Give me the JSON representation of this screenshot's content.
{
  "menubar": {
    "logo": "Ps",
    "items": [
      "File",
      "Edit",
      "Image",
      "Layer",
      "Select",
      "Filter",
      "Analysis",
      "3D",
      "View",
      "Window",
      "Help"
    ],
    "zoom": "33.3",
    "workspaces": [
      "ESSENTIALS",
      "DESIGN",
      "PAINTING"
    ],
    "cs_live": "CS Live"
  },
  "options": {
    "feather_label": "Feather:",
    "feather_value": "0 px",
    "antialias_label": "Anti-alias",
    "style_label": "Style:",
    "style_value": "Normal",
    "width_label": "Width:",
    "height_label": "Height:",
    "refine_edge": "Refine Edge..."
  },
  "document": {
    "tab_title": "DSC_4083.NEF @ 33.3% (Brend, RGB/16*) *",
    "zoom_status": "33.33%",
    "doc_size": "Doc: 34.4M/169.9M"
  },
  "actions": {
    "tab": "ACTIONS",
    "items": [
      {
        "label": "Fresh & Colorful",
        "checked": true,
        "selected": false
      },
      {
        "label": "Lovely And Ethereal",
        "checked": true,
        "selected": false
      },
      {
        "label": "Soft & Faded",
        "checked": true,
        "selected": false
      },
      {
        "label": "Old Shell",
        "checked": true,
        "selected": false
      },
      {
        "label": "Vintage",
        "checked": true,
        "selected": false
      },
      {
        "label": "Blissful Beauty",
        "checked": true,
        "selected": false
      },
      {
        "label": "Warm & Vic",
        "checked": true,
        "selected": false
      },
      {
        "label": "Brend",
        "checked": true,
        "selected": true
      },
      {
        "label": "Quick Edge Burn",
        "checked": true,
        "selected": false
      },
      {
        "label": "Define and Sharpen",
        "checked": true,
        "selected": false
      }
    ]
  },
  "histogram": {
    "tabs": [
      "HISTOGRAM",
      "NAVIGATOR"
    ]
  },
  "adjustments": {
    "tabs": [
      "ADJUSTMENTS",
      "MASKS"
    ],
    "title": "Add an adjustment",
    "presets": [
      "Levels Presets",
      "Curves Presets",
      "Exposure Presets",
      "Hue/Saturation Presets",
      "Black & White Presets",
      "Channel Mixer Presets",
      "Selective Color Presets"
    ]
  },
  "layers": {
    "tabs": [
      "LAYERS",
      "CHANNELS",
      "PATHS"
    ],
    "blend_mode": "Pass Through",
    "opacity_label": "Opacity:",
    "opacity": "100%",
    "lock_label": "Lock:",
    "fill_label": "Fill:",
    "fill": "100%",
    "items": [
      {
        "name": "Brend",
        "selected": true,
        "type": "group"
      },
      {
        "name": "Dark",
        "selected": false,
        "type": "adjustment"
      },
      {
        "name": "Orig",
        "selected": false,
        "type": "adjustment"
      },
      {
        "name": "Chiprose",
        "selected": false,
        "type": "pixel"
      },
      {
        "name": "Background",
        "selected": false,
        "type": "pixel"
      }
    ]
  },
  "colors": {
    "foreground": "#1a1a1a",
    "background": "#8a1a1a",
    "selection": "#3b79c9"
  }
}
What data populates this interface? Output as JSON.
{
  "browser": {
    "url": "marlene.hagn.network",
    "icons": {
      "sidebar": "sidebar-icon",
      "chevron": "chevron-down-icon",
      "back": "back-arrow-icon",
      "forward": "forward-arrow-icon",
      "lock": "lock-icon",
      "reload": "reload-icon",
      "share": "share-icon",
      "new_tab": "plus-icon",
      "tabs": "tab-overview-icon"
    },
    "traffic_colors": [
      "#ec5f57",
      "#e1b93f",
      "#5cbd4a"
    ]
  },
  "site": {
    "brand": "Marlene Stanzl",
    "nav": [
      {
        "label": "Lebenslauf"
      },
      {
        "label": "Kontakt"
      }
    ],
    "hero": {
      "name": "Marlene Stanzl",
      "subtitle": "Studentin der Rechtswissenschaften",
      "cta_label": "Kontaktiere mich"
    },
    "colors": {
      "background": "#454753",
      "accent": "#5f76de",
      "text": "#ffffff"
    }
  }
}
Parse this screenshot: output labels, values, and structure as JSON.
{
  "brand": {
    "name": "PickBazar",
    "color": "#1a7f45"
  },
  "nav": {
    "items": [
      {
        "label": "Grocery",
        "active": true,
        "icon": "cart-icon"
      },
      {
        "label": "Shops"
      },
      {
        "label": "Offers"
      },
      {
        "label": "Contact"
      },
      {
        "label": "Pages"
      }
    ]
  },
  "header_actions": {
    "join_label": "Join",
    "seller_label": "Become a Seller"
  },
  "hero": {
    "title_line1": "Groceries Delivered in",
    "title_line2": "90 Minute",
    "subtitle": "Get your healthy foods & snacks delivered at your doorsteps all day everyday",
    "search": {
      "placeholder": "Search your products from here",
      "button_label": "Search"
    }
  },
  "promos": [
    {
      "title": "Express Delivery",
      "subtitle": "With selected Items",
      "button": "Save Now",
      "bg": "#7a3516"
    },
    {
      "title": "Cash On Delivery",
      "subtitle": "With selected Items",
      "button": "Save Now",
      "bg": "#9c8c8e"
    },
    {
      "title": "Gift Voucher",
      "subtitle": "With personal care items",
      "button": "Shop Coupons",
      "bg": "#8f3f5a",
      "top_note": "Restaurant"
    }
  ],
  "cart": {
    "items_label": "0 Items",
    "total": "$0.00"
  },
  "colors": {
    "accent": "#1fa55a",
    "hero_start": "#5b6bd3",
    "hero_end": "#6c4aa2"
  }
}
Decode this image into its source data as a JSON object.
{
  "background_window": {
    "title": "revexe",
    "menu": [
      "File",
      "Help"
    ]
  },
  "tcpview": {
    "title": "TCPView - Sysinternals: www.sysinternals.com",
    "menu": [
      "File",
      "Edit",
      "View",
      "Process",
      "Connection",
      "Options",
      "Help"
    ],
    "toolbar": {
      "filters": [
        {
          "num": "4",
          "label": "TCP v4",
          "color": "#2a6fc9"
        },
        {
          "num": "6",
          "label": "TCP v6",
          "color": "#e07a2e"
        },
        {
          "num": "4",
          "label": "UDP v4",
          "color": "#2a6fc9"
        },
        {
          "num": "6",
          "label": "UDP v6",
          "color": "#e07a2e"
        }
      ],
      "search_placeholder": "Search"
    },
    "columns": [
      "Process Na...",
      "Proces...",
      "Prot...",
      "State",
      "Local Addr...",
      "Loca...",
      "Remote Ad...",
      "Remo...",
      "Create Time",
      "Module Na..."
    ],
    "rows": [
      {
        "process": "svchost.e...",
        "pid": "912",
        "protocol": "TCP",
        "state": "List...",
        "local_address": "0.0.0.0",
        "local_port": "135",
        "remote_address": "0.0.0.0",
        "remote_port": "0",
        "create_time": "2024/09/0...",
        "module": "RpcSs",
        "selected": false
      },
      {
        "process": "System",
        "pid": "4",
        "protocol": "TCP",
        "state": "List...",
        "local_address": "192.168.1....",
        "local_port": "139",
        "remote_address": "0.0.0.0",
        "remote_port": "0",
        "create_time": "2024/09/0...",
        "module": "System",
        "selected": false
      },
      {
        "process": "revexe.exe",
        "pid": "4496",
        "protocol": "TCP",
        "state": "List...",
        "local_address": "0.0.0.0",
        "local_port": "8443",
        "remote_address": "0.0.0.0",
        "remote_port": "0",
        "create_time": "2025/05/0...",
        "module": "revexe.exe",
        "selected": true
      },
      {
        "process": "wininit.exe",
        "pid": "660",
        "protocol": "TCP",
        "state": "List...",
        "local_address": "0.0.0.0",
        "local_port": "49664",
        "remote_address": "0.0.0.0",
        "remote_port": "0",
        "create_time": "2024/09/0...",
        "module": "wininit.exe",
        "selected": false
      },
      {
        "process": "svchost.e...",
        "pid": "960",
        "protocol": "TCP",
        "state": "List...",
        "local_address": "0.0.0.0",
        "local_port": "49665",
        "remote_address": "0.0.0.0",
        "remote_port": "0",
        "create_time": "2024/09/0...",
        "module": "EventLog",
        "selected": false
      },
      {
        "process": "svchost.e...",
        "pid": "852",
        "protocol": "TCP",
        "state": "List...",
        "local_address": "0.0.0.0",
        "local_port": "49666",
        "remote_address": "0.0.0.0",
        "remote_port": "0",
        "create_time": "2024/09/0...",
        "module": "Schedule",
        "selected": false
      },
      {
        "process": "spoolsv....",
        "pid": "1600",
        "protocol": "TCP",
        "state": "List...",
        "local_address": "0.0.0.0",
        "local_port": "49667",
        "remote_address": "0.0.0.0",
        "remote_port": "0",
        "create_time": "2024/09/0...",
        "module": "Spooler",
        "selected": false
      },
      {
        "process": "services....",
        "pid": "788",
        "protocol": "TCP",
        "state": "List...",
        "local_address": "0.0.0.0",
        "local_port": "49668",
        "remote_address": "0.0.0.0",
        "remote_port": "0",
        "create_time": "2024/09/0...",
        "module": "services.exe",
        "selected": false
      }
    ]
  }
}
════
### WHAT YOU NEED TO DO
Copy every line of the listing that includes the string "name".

### OUTPUT BELOW
        "name": "Brend",
        "name": "Dark",
        "name": "Orig",
        "name": "Chiprose",
        "name": "Background",
      "name": "Marlene Stanzl",
    "name": "PickBazar",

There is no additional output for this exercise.